    Zephaniah in Smiths Bible Dictionary (hidden by Jehovah). 1. The ninth in order of the twelve minor prophets. His pedigree is traced to his fourth ancestor, Hezekiah, Zep 1:1 supposed to be the celebrated king of that name. The chief characteristics of this book are the unity and harmony of the composition, the grace, energy and dignity of its style, and the rapid and effective alternations of threats and promises. The general tone of the last portion is Messianic, but without any specific reference to the person of our Lord. The date of the book is given in the inscription--viz, the reign of Josiah, from 642 to 611 B.C. It is most probable moreover, that the prophecy was delivered before the eighteenth year of Josiah. 2. The son of Maaseiah, Jer 21:1 and sagan or second priest in the reign of Zedekiah. (B.C. 588.) He succeeded Jehoida, Jer 29:25,26 and was probably a ruler of the temple, whose office it was, among others, to punish pretenders to the gift of prophecy.
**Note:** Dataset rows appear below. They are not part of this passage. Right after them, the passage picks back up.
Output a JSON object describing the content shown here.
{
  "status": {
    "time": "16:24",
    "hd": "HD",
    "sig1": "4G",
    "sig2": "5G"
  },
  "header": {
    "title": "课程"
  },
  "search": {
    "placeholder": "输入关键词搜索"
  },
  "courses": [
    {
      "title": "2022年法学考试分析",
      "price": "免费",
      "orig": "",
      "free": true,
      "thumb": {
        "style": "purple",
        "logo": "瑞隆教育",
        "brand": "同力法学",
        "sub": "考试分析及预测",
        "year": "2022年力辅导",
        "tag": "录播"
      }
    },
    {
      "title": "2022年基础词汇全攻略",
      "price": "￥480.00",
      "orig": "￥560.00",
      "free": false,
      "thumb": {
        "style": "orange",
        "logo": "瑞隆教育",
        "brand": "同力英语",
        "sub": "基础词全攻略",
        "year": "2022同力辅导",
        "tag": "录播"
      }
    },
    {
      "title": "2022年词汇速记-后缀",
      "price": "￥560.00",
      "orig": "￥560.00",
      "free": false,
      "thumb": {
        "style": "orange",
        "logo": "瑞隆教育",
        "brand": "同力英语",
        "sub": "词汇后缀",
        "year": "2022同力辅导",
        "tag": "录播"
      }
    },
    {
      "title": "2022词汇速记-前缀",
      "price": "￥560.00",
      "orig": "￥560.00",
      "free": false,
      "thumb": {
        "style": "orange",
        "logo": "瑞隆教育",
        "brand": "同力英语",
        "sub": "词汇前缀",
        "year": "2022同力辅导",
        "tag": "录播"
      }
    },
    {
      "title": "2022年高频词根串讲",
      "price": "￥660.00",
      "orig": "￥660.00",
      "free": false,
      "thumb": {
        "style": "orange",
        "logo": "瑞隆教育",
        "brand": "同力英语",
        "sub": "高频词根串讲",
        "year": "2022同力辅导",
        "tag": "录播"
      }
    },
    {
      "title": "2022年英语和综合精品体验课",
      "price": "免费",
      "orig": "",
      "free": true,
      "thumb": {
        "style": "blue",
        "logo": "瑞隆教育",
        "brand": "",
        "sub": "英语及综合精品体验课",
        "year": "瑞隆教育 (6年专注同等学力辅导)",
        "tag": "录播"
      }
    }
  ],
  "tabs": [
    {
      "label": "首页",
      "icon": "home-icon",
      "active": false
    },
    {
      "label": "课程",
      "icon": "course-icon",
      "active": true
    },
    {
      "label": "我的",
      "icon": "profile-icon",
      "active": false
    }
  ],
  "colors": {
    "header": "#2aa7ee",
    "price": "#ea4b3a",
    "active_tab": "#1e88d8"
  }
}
Jer 29:29 On the capture of Jerusalem he was taken and slain at Riblah. Jer 52:24,27; 2Ki 25:18,21 3. Father of Josiah, 2, Zec 6:10 and of Hen, according to the reading of the received text of Zec 6:14

    Zephaniah in the Bible Encyclopedia - ISBE zef-a-ni'-a (tsephanyah, tsephanyahu, "Yah hath treasured"): (1) The prophet. See ZEPHANIAH, BOOK OF. (2) A Levite or priest (1 Ch 6:36 (Hebrew 6:21)), called in some genealogies "Uriel" (1 Ch 6:24; 15:5,11). (3) Judean father or fathers of various contemporaries of Zechariah, the prophet (Zec 6:10,14). (4) A priest, the second in rank in the days of Jeremiah. He was a leader of the "patriotic" party which opposed Jeremiah. Nevertheless, he was sent to the prophet as a messenger of King Zedekiah when Nebuchadnezzar was about to attack the city (Jer 21:1) and at other crises (Jer 37:3; compare 29:25,29; 2 Ki 25:18). That he continued to adhere to the policy of resistance against Babylonian authority is indicated by the fact that he was among the leaders of Israel taken by Nebuzaradan before the king of Babylon, and killed at Riblah (2 Ki 25:18 parallel Jer 52:24).